David Cronenberg is the King of metaphors and dark psychology. Take the man-becomes-monster story at the heart of The Fly (1986) and the psycho-sexuality of Freud drama, A Dangerous Method (2011). His previous offering, Cosmopolis, set largely inside a billionaire’s limousine, was a twisty, brutal examination of wealth’s psychological effects.
Capturing the essence of Cronenberg’s attachment to the abstract, Maps To The Stars is easier to warm to than the excessively figurative Cosmopolis. And unlike Cosmopolis you don’t need a cinematic version of the Rosetta Stone to make sense of it.
Novelist Bruce Wagner (I’m Losing You), is the sharp screenwriter behind Maps To The Stars and he plants us right in the middle of his characters’ crises. A woman, scarred from fire, arrives in LA and hires a limousine to tour the Hollywood star-map; an actress works through childhood trauma with her physical therapist; and a thirteen year-old actor faces a substance abuse crisis. The unerring focus is Hollywood but the characters appear disjointed and fragmented.
Then there’s a remarkable moment when this disparate story crystallises: the characters are already connected. Once suggested, those connections never stop unravelling. Cronenberg isn’t the first film-maker to use this technique. Directors as diverse as Alejandro González Iñárritu and Quentin Tarantino have successfully employed a style of interlocking stories, see Amores Perros or Pulp Fiction. In Cronenberg’s hands the escalating fusion not only feels instinctive but mirrors the film’s central message: that Hollywood’s film industry is fundamentally incestuous.
“Cronenberg frames his shots for intensity.. his frankness lends the film a dark reality”
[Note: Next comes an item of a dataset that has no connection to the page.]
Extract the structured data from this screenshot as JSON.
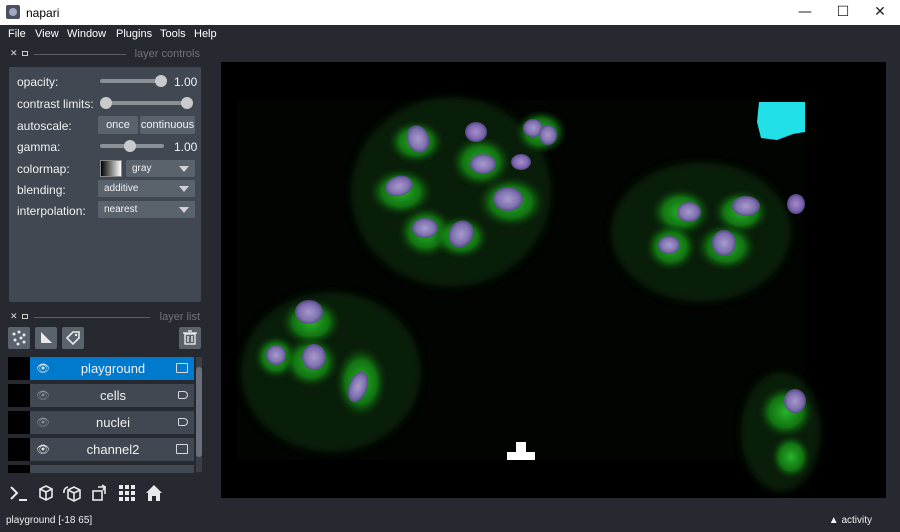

That first conversation between the scarred girl, Agatha (Mia Wasikowska), and her driver (Robert Pattinson) comes to frame Cronenberg’s entire film. Their’s is a world where converting to Scientology is a ‘career move’ and who you know is everything. In other hands such superficial chatter might lean towards the comedic, but Cronenberg frames his shots for intensity (from the profile angle of the passenger seat) and, instead, his frankness lends the film a dark reality.
Incest permeates every aspect of Maps To The Stars. Operating as a metaphor for Hollywood, it is also the plot’s driving force and its psychological weight frequently spills over into visions and apparitions whose meanings are deliberately ambiguous but not indecipherable. The cruel, psychological toll of the Hollywood fame-game, it’s repercussions for family and the devastating effects of narcissism are all under fire.
“The cruel, psychological toll of the Hollywood fame-game, it’s repercussions for family and the devastating effects of narcissism are all under fire.”
Wagner’s taboo subject matter demands brave performances and Cronenberg’s cast are game to provide. Julianne Moore lines herself up for an Oscar nomination in her panicky, frenetic portrayal of Havanna (an actress desperate to reprise the famous film role of her deceased, abusive mother). As she perches, constipated on the toilet, demanding answers to increasingly personal questions from her PA ‘chore whore,’ Moore owns one of cinema’s most courageous moments to date.
What is most striking about Maps To The Stars is the emotional pressure it exerts in spite of these satirical leanings. Moore is unflinching in her approach to Havana’s abusive childhood, not only giving us distorted, buckled up agony, but also proving herself adept at fine distinctions and subtleties – feigned interest, manipulation, veiled and not-so-veiled narcissism. Maps To The Stars is indebted to Moore for its layers of doubt and complexity.
Neither should Cronenberg’s own bravery, in taking such a frank approach to the machinations of Hollywood, go without mention. His message about its incestuous nature appeals to anyone already skeptical about an industry that brings audiences the same films, featuring the same aesthetically polished performers, year upon year. That the fictional movies within Maps To The Stars are mere sequels and remakes, only serves to sharpen Cronenberg’s riposte. The director continues to talk in metaphors but here they speak loud and clear.
VERDICT: ✭ ✭ ✭ ✭ 4/5
Running Time: 112 minutes
UK release date: 26 September 2014